#### WORK ORDER
Only the lines of the data holding the string "statement" need to be returned.

Entries from a dataset of interfaces

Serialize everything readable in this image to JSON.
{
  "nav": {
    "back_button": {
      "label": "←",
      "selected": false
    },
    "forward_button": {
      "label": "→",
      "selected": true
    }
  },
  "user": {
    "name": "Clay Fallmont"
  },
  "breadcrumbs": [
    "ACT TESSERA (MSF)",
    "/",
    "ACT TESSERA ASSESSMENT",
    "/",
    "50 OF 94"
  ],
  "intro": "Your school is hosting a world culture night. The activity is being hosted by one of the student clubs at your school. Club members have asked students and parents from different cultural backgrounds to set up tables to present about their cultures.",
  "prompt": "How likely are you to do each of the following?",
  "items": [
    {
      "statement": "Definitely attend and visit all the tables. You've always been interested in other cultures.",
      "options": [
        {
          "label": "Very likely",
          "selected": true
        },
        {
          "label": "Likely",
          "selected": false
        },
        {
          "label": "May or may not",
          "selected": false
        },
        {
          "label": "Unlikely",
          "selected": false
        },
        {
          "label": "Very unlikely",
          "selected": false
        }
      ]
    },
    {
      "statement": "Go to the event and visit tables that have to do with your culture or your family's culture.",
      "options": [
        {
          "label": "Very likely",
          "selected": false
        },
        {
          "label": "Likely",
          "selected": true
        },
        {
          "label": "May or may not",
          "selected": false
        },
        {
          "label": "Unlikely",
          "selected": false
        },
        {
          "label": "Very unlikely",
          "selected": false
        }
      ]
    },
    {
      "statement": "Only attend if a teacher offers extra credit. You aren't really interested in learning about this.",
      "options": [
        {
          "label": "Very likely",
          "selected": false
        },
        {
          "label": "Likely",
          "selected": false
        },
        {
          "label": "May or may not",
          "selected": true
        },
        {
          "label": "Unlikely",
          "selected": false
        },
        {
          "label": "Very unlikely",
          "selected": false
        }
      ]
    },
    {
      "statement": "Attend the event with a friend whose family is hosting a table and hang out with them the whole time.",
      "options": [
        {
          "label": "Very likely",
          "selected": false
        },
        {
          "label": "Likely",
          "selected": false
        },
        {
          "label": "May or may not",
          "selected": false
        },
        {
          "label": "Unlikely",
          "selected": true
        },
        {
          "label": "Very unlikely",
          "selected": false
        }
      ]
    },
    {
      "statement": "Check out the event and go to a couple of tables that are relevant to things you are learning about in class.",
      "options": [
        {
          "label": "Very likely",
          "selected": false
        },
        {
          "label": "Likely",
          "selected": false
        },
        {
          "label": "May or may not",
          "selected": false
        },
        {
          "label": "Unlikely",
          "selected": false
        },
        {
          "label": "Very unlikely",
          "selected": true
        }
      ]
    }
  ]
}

#### WORKED SOLUTION
      "statement": "Definitely attend and visit all the tables. You've always been interested in other cultures.",
      "statement": "Go to the event and visit tables that have to do with your culture or your family's culture.",
      "statement": "Only attend if a teacher offers extra credit. You aren't really interested in learning about this.",
      "statement": "Attend the event with a friend whose family is hosting a table and hang out with them the whole time.",
      "statement": "Check out the event and go to a couple of tables that are relevant to things you are learning about in class.",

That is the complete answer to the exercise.